[FOM] origin of "real"

Irving Anellis irving.anellis at gmail.com
Tue Sep 20 14:29:00 EDT 2011

As Alasdair Urquhart wrote in reply to the question of Thomas Lord on
the origin of "real":

> The origin of the term lies in the 17th century,
> I think, in connection with the solution of
> algebraic equations.  For example, here is
> Descartes in "La Geometrie" (1637):
>  	Neither the true nor the false roots are
>  	always real, sometimes they are imaginary;
>  	that is, while we can always imagine as
>  	many roots for each equation as I have
>  	assigned, yet there is not always a definite
>  	quantity corresponding to each root we
>  	have imagined.
> Thus, the term "real" was introduced as a contrast
> to "imaginary."  This does have some connection
> with the explanation offered below, since
> Descartes no doubt thought of "real solutions"
> as being solutions in the "real world."
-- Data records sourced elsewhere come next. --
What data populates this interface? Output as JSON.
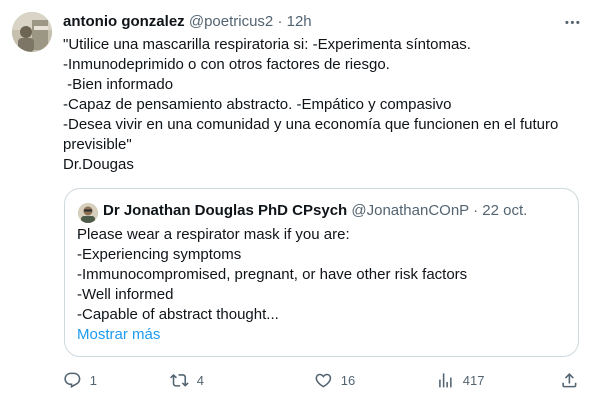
{
  "tweet": {
    "author_name": "antonio gonzalez",
    "author_handle": "@poetricus2",
    "dot": "·",
    "time": "12h",
    "lines": [
      "\"Utilice una mascarilla respiratoria si: -Experimenta síntomas.",
      "-Inmunodeprimido o con otros factores de riesgo.",
      " -Bien informado",
      "-Capaz de pensamiento abstracto. -Empático y compasivo",
      "-Desea vivir en una comunidad y una economía que funcionen en el futuro",
      "previsible\"",
      "Dr.Dougas"
    ]
  },
  "quote": {
    "author_name": "Dr Jonathan Douglas PhD CPsych",
    "author_handle": "@JonathanCOnP",
    "dot": "·",
    "time": "22 oct.",
    "lines": [
      "Please wear a respirator mask if you are:",
      "-Experiencing symptoms",
      "-Immunocompromised, pregnant, or have other risk factors",
      "-Well informed",
      "-Capable of abstract thought..."
    ],
    "show_more": "Mostrar más"
  },
  "actions": {
    "reply": {
      "icon": "reply-icon",
      "count": "1"
    },
    "retweet": {
      "icon": "retweet-icon",
      "count": "4"
    },
    "like": {
      "icon": "heart-icon",
      "count": "16"
    },
    "views": {
      "icon": "views-chart-icon",
      "count": "417"
    },
    "share": {
      "icon": "share-icon"
    }
  },
  "colors": {
    "text": "#0f1419",
    "secondary": "#536471",
    "link": "#1d9bf0",
    "border": "#cfd9de"
  }
}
The term was introduced by Descartes in French in 1637 in order to
establish a contrast with "imaginary".

The term "real part" was used by Sir William Rowan Hamilton in an 1843
paper. He was referring to the vector and scalar portions of a
quaternion."Real part" also occurs in a paper by Hamilton in
Philosophical Magazine XXIX (1846), p. 26, where he wrote: "The
algebraically real part may receive, according to the question in
which it occurs, all values contained on the one scale of progression
of numbers from negative to positive infinity; we shall call it
therefore the scalar part, or simply the scalar of the quaternion, and
shall form its symbol by prefixing, to the symbol of the quaternion,
the characteristic Scal., or simply S"

Someone on a history of mathematics discussion group or history of
mathematics list should be able to provide a much more definitive and
detailed reply.

Irving H. Anellis

Visiting Research Associate
Peirce Edition Project
Indiana University-Purdue University at Indianapolis

More information about the FOM mailing list